TASK STATEMENT |
What lines in the material hold the string "selected"? Copy out each of them.

+++++

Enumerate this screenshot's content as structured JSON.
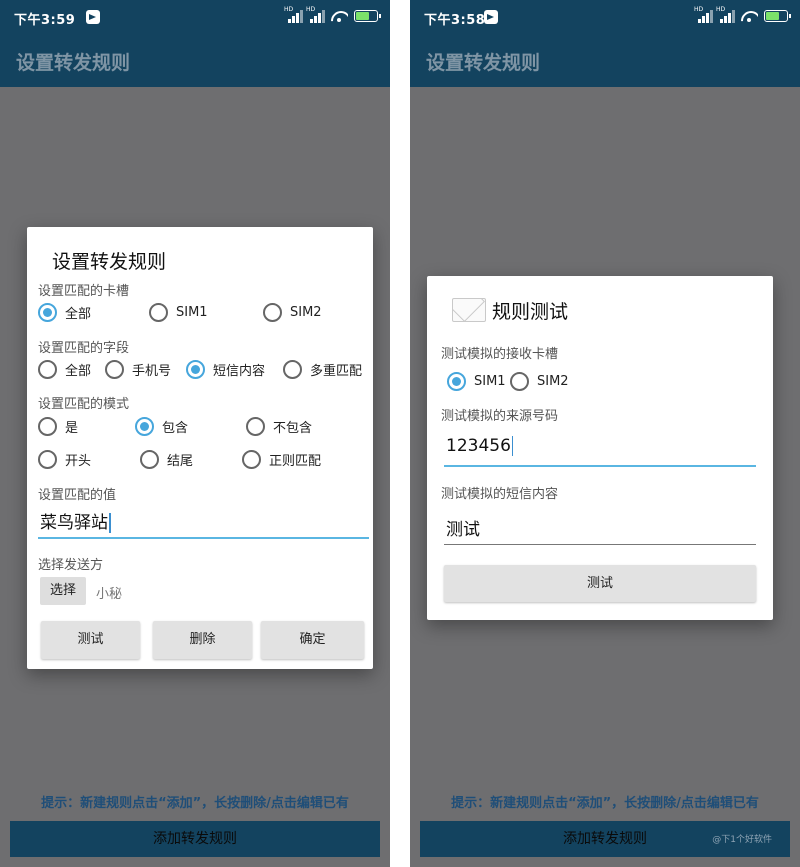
{
  "left": {
    "status": {
      "time": "下午3:59"
    },
    "appbar_title": "设置转发规则",
    "dialog": {
      "title": "设置转发规则",
      "card_slot": {
        "label": "设置匹配的卡槽",
        "options": [
          "全部",
          "SIM1",
          "SIM2"
        ],
        "selected": "全部"
      },
      "field": {
        "label": "设置匹配的字段",
        "options": [
          "全部",
          "手机号",
          "短信内容",
          "多重匹配"
        ],
        "selected": "短信内容"
      },
      "mode": {
        "label": "设置匹配的模式",
        "options": [
          "是",
          "包含",
          "不包含",
          "开头",
          "结尾",
          "正则匹配"
        ],
        "selected": "包含"
      },
      "value": {
        "label": "设置匹配的值",
        "text": "菜鸟驿站"
      },
      "sender": {
        "label": "选择发送方",
        "button": "选择",
        "current": "小秘"
      },
      "buttons": {
        "test": "测试",
        "delete": "删除",
        "confirm": "确定"
      }
    },
    "hint": "提示：新建规则点击“添加”，长按删除/点击编辑已有",
    "bottom_button": "添加转发规则"
  },
  "right": {
    "status": {
      "time": "下午3:58"
    },
    "appbar_title": "设置转发规则",
    "dialog": {
      "title": "规则测试",
      "icon": "envelope-icon",
      "card_slot": {
        "label": "测试模拟的接收卡槽",
        "options": [
          "SIM1",
          "SIM2"
        ],
        "selected": "SIM1"
      },
      "source": {
        "label": "测试模拟的来源号码",
        "text": "123456"
      },
      "content": {
        "label": "测试模拟的短信内容",
        "text": "测试"
      },
      "test_button": "测试"
    },
    "hint": "提示：新建规则点击“添加”，长按删除/点击编辑已有",
    "bottom_button": "添加转发规则",
    "watermark": "@下1个好软件"
  },
  "colors": {
    "bar": "#13435f",
    "accent": "#46a6dc",
    "overlay": "#6e6e70"
  }
}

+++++

ANSWER BELOW |
        "selected": "全部"
        "selected": "短信内容"
        "selected": "包含"
        "selected": "SIM1"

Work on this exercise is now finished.